[Start of section]
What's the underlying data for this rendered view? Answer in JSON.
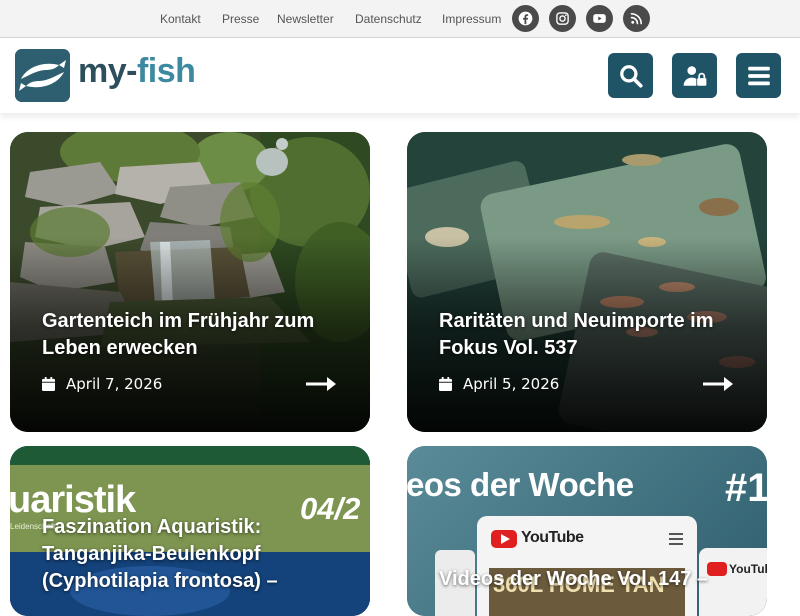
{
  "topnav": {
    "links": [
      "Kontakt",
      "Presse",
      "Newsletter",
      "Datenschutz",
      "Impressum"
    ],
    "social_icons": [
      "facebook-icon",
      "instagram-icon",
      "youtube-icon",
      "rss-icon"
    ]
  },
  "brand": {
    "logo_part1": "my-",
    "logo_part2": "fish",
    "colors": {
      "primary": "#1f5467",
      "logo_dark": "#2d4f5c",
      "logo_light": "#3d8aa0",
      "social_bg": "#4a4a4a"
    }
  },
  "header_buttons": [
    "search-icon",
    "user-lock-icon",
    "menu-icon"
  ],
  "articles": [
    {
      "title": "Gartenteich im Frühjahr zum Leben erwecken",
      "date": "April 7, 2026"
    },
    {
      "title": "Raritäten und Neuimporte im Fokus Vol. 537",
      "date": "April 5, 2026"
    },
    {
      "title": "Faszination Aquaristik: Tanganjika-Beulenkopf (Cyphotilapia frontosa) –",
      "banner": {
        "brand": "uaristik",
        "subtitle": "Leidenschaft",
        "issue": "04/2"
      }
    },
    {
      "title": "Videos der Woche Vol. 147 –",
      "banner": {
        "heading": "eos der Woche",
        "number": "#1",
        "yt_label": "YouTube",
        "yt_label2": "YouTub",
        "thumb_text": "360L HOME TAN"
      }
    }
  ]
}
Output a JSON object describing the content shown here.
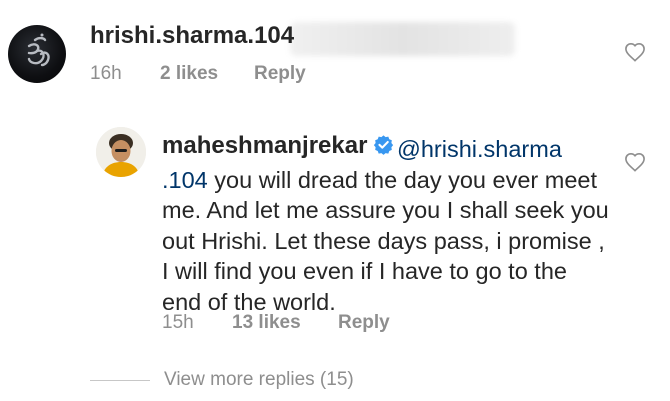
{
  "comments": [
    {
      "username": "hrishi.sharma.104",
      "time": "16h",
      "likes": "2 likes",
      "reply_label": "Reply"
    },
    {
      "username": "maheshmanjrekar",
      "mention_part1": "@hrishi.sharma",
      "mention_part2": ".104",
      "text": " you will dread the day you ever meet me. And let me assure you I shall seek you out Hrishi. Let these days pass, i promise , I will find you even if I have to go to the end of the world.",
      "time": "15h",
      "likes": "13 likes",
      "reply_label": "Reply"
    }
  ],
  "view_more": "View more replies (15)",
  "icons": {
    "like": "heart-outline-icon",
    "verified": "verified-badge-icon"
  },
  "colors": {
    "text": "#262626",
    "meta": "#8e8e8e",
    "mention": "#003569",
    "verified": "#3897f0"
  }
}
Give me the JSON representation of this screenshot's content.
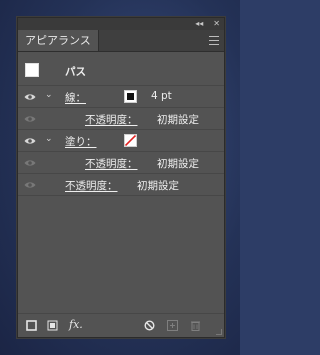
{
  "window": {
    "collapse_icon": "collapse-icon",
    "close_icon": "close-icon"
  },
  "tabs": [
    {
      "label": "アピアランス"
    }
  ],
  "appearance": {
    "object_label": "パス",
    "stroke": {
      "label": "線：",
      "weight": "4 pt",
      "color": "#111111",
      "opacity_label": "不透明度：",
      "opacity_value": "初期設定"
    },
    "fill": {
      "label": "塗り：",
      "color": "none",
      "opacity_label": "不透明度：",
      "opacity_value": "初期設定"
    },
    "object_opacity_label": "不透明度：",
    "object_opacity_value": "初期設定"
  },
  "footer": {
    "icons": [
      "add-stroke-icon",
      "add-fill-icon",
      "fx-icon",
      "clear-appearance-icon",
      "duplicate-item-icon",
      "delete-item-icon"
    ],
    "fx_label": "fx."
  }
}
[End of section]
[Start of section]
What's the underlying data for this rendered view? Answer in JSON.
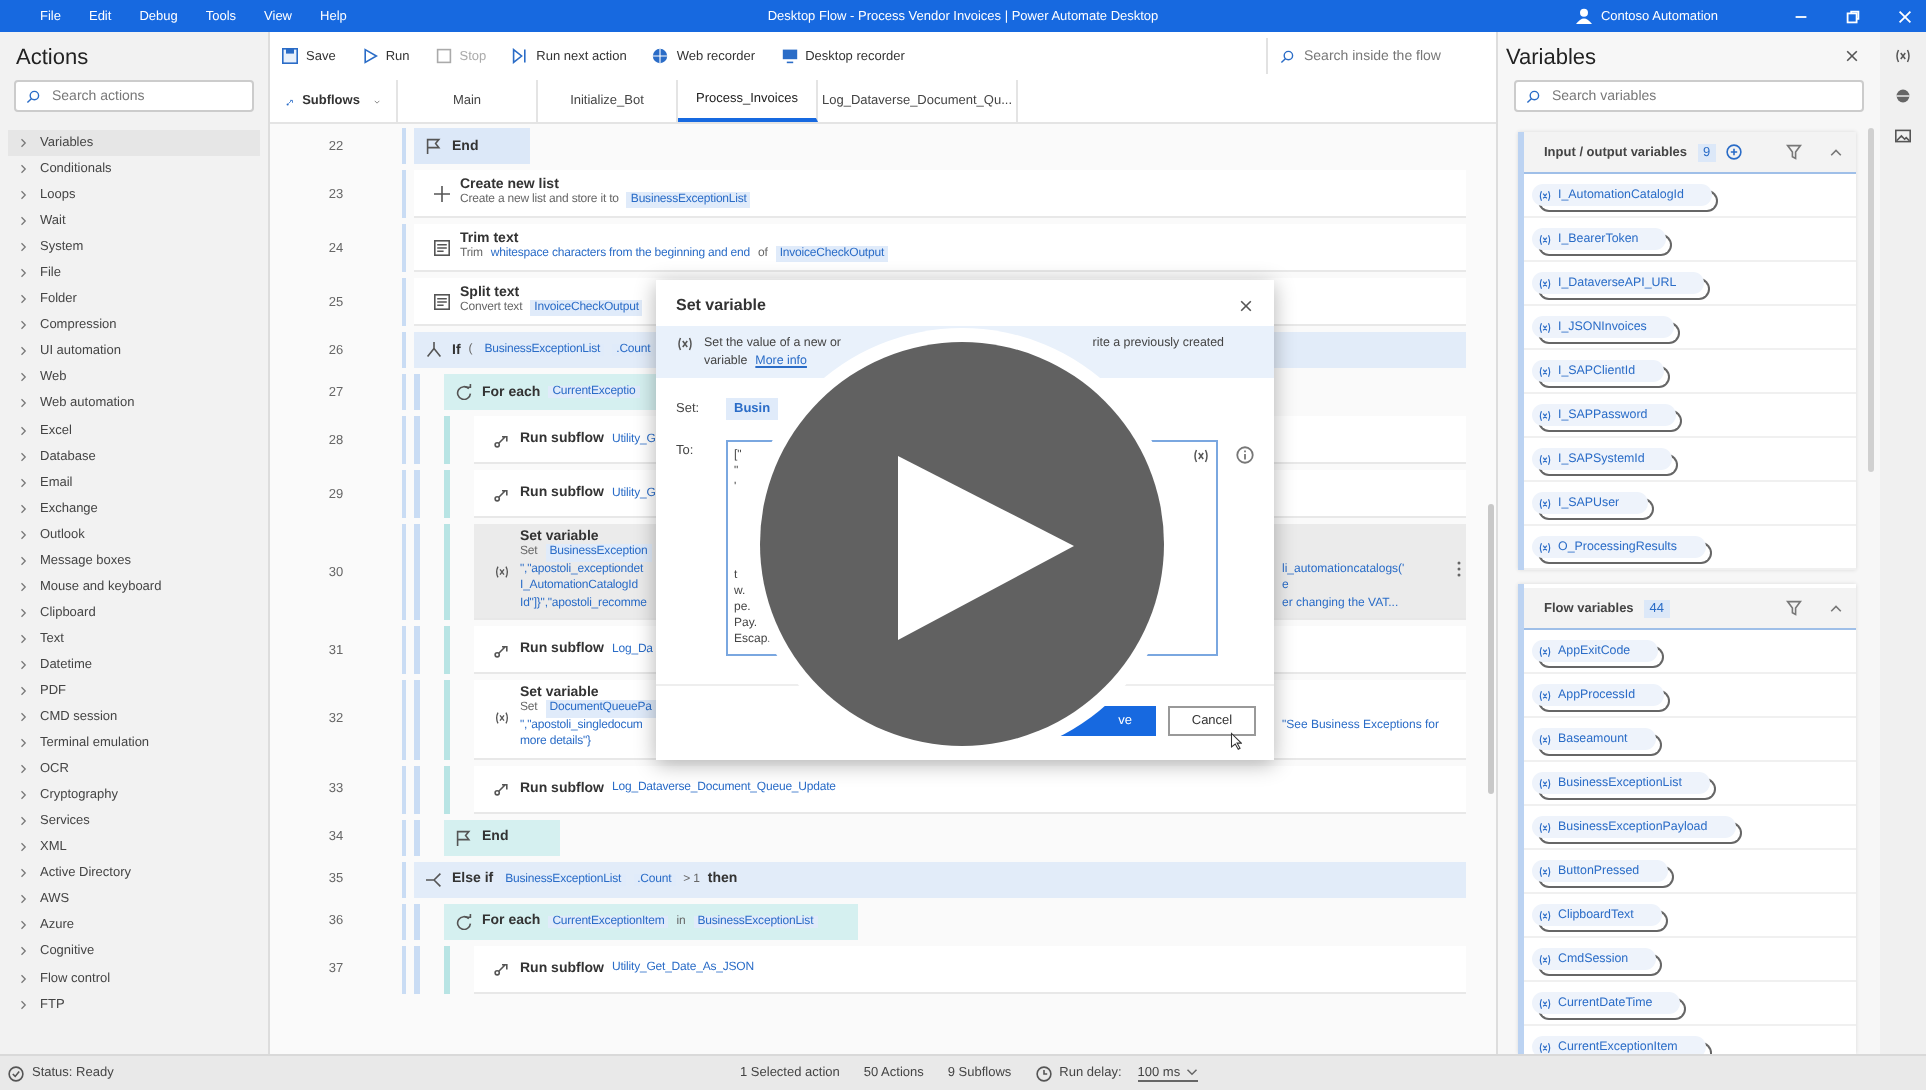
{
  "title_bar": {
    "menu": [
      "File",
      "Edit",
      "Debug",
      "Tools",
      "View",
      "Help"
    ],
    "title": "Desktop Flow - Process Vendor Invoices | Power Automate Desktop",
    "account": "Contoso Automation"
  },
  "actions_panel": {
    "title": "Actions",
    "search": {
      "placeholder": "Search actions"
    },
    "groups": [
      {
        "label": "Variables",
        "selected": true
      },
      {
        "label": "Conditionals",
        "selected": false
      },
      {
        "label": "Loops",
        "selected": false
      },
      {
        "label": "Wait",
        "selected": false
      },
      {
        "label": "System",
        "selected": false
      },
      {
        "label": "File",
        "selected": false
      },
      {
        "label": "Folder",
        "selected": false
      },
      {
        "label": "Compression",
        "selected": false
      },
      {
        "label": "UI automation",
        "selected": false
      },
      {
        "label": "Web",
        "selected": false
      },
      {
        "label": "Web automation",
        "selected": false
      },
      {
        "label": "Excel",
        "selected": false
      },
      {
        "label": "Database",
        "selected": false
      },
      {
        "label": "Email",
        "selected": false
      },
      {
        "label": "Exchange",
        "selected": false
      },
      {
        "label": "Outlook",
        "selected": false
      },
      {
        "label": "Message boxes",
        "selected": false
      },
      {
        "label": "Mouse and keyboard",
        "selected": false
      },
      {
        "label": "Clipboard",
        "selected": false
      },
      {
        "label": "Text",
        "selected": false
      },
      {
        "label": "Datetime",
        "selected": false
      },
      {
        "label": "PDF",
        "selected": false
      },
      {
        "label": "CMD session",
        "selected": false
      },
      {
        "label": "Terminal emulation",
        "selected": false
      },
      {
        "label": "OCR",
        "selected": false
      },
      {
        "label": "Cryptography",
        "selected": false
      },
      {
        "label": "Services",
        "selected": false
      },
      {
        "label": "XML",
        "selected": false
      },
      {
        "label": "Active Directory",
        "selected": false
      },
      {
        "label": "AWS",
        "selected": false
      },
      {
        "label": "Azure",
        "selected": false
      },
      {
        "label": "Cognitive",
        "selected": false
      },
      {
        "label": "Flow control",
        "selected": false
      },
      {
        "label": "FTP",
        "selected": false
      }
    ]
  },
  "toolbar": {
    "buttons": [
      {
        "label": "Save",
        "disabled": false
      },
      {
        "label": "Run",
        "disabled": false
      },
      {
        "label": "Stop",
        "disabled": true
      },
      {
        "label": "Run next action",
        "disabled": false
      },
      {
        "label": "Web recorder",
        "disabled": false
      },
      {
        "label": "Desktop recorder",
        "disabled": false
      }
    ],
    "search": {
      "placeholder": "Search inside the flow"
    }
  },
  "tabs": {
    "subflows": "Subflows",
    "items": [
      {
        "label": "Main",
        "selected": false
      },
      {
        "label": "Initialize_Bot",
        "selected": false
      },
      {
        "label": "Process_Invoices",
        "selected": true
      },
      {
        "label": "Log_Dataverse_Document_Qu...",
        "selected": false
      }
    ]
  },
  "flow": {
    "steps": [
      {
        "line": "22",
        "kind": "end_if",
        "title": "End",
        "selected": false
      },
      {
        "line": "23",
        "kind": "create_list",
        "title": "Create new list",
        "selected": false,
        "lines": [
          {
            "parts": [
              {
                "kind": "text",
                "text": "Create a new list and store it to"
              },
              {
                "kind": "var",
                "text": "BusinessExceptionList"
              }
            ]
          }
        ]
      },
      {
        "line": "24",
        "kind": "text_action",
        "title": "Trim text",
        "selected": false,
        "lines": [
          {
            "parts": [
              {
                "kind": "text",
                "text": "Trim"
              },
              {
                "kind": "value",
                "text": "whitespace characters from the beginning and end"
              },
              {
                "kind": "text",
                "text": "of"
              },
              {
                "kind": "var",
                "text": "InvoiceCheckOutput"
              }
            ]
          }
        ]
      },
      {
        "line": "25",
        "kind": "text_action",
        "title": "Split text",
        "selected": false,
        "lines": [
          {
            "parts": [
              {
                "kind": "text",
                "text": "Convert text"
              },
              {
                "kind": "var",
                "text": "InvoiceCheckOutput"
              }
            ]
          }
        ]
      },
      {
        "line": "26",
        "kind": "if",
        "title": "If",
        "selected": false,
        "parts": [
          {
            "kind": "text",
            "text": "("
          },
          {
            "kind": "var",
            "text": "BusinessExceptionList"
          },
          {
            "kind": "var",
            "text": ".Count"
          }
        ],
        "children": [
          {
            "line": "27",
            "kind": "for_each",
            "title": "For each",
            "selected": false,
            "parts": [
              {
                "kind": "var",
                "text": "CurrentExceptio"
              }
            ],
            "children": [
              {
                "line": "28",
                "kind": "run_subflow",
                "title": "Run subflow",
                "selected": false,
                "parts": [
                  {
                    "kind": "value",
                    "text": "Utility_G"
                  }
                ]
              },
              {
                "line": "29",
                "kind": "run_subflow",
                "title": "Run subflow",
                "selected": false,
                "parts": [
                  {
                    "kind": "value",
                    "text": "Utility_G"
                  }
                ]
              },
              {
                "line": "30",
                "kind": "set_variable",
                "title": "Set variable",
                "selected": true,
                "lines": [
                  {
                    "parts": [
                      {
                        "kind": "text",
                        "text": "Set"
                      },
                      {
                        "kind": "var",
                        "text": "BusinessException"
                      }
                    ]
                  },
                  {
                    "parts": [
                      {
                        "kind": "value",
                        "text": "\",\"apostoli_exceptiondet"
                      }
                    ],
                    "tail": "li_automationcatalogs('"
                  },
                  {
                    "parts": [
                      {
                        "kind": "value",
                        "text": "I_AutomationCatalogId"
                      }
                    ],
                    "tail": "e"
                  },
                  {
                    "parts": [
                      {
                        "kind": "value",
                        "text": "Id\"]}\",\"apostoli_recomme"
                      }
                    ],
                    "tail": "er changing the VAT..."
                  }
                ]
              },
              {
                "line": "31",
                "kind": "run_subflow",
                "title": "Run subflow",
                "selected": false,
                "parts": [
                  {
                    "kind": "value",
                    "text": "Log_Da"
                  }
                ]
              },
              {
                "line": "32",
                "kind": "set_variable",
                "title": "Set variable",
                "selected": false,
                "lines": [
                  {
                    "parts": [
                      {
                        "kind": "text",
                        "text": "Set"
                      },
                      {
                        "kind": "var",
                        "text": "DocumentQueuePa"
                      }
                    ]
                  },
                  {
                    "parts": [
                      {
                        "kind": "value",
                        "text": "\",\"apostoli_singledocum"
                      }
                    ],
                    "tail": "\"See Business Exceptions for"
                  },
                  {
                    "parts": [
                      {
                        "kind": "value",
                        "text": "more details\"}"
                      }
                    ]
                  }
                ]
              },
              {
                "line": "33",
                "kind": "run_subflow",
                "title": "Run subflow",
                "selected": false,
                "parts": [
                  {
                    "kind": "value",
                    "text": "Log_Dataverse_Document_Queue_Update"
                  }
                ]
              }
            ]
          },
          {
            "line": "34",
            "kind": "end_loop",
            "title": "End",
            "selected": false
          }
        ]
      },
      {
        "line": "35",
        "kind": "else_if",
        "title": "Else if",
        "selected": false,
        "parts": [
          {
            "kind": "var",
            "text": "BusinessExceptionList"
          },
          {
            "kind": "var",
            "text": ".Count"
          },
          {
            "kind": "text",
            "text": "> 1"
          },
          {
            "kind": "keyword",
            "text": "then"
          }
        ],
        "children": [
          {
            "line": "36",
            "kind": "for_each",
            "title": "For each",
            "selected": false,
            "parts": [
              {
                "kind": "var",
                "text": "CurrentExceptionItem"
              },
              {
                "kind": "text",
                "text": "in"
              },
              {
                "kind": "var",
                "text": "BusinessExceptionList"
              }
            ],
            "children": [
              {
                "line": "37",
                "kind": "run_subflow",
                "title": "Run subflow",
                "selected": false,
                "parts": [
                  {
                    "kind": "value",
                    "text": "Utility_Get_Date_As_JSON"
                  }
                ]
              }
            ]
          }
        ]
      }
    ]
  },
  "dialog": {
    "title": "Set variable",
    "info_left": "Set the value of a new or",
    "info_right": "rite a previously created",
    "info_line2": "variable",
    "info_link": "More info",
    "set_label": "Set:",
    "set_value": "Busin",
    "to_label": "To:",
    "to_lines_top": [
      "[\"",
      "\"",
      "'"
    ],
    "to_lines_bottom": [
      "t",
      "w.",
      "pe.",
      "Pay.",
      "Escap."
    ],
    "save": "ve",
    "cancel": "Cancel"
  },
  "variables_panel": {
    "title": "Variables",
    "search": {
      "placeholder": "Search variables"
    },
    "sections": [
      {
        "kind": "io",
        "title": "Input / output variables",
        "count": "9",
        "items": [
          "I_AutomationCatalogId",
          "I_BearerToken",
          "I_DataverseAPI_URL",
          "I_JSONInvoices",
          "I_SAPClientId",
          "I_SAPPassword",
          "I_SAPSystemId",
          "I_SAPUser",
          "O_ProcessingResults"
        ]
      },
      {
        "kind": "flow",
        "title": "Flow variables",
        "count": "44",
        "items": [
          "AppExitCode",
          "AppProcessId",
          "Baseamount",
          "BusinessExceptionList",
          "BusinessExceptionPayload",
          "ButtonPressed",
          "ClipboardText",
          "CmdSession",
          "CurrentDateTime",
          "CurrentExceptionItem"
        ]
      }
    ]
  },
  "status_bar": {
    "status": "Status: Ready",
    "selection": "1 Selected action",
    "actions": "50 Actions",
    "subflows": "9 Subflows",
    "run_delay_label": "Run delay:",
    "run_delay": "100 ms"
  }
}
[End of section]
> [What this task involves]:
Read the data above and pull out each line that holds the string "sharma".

> [Result]:
      "username": "hrishi.sharma.104",
      "mention_part1": "@hrishi.sharma",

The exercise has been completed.